> Work instructions
Without pictures, retype the following entries exactly.

[Excerpts from a dataset]

=======

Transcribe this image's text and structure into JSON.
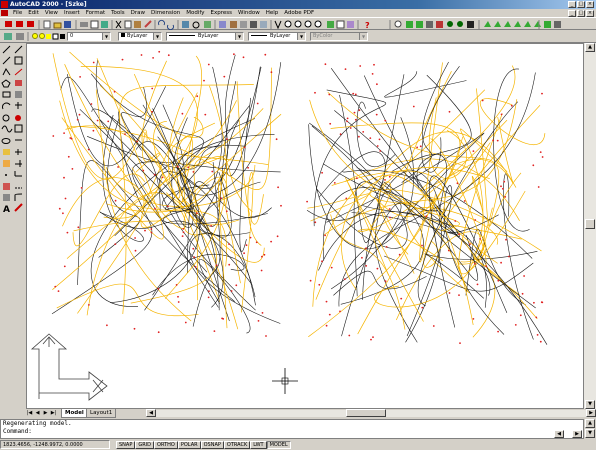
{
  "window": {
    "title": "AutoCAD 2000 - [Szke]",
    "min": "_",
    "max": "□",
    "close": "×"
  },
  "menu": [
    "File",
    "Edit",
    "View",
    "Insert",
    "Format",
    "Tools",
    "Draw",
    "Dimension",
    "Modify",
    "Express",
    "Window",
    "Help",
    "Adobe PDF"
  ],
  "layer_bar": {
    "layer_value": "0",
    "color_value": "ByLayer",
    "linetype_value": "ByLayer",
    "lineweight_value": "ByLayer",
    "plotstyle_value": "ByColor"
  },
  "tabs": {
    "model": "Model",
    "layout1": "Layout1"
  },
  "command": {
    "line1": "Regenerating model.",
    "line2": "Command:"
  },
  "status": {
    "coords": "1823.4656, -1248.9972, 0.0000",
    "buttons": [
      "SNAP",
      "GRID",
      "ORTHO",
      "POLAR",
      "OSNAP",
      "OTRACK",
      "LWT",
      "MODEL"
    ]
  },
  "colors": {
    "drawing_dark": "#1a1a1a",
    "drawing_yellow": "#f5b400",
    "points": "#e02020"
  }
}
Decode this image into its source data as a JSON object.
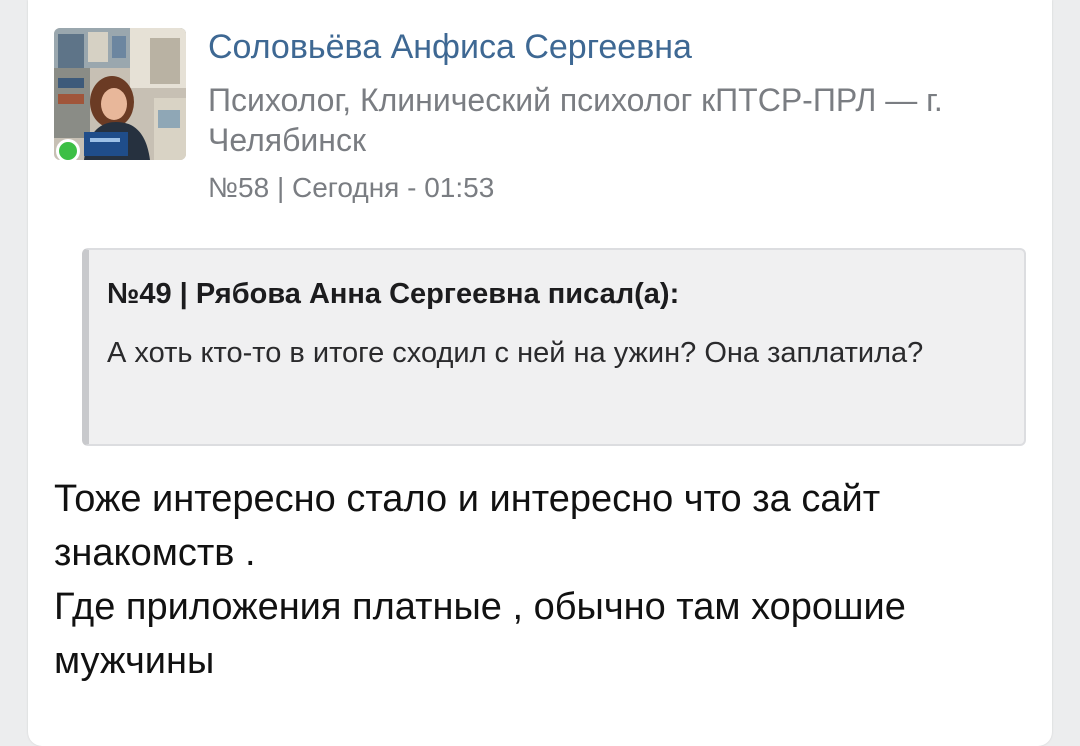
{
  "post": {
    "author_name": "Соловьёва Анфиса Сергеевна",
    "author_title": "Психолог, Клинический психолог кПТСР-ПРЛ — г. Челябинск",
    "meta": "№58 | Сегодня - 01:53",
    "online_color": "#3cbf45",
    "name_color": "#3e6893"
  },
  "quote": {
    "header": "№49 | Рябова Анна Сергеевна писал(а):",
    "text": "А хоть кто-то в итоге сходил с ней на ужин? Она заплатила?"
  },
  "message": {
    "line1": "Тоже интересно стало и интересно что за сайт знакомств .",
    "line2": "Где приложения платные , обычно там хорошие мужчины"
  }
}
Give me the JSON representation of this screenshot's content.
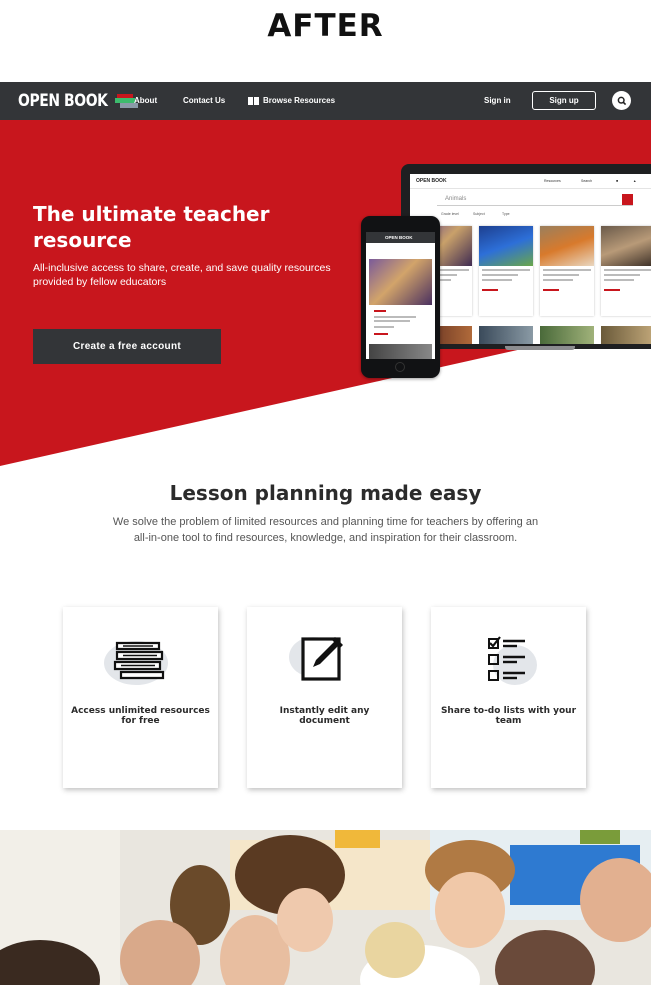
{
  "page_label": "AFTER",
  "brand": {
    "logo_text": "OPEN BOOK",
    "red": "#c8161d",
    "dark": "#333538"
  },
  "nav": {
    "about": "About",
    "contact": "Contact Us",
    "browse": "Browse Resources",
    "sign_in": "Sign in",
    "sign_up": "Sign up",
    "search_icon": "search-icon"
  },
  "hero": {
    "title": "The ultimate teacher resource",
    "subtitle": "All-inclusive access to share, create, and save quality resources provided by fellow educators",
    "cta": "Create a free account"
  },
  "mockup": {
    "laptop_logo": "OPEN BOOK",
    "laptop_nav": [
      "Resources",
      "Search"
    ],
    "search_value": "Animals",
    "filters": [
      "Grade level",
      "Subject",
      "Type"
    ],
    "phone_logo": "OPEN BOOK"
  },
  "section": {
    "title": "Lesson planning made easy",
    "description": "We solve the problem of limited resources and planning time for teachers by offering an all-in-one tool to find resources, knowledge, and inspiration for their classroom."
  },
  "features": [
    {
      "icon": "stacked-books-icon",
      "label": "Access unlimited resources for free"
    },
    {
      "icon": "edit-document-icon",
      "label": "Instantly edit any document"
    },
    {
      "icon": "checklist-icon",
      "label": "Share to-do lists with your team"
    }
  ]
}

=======

> Solution to this problem
Transcribe this image's text and structure into JSON.
{
  "window": {
    "title": "AutoCAD 2000 - [Szke]",
    "min": "_",
    "max": "□",
    "close": "×"
  },
  "menu": [
    "File",
    "Edit",
    "View",
    "Insert",
    "Format",
    "Tools",
    "Draw",
    "Dimension",
    "Modify",
    "Express",
    "Window",
    "Help",
    "Adobe PDF"
  ],
  "layer_bar": {
    "layer_value": "0",
    "color_value": "ByLayer",
    "linetype_value": "ByLayer",
    "lineweight_value": "ByLayer",
    "plotstyle_value": "ByColor"
  },
  "tabs": {
    "model": "Model",
    "layout1": "Layout1"
  },
  "command": {
    "line1": "Regenerating model.",
    "line2": "Command:"
  },
  "status": {
    "coords": "1823.4656, -1248.9972, 0.0000",
    "buttons": [
      "SNAP",
      "GRID",
      "ORTHO",
      "POLAR",
      "OSNAP",
      "OTRACK",
      "LWT",
      "MODEL"
    ]
  },
  "colors": {
    "drawing_dark": "#1a1a1a",
    "drawing_yellow": "#f5b400",
    "points": "#e02020"
  }
}
Decode this image into its source data as a JSON object.
{
  "post": {
    "author_name": "Соловьёва Анфиса Сергеевна",
    "author_title": "Психолог, Клинический психолог кПТСР-ПРЛ — г. Челябинск",
    "meta": "№58 | Сегодня - 01:53",
    "online_color": "#3cbf45",
    "name_color": "#3e6893"
  },
  "quote": {
    "header": "№49 | Рябова Анна Сергеевна писал(а):",
    "text": "А хоть кто-то в итоге сходил с ней на ужин? Она заплатила?"
  },
  "message": {
    "line1": "Тоже интересно стало и интересно что за сайт знакомств .",
    "line2": "Где приложения платные , обычно там хорошие мужчины"
  }
}
Give me the JSON representation of this screenshot's content.
{
  "page_label": "AFTER",
  "brand": {
    "logo_text": "OPEN BOOK",
    "red": "#c8161d",
    "dark": "#333538"
  },
  "nav": {
    "about": "About",
    "contact": "Contact Us",
    "browse": "Browse Resources",
    "sign_in": "Sign in",
    "sign_up": "Sign up",
    "search_icon": "search-icon"
  },
  "hero": {
    "title": "The ultimate teacher resource",
    "subtitle": "All-inclusive access to share, create, and save quality resources provided by fellow educators",
    "cta": "Create a free account"
  },
  "mockup": {
    "laptop_logo": "OPEN BOOK",
    "laptop_nav": [
      "Resources",
      "Search"
    ],
    "search_value": "Animals",
    "filters": [
      "Grade level",
      "Subject",
      "Type"
    ],
    "phone_logo": "OPEN BOOK"
  },
  "section": {
    "title": "Lesson planning made easy",
    "description": "We solve the problem of limited resources and planning time for teachers by offering an all-in-one tool to find resources, knowledge, and inspiration for their classroom."
  },
  "features": [
    {
      "icon": "stacked-books-icon",
      "label": "Access unlimited resources for free"
    },
    {
      "icon": "edit-document-icon",
      "label": "Instantly edit any document"
    },
    {
      "icon": "checklist-icon",
      "label": "Share to-do lists with your team"
    }
  ]
}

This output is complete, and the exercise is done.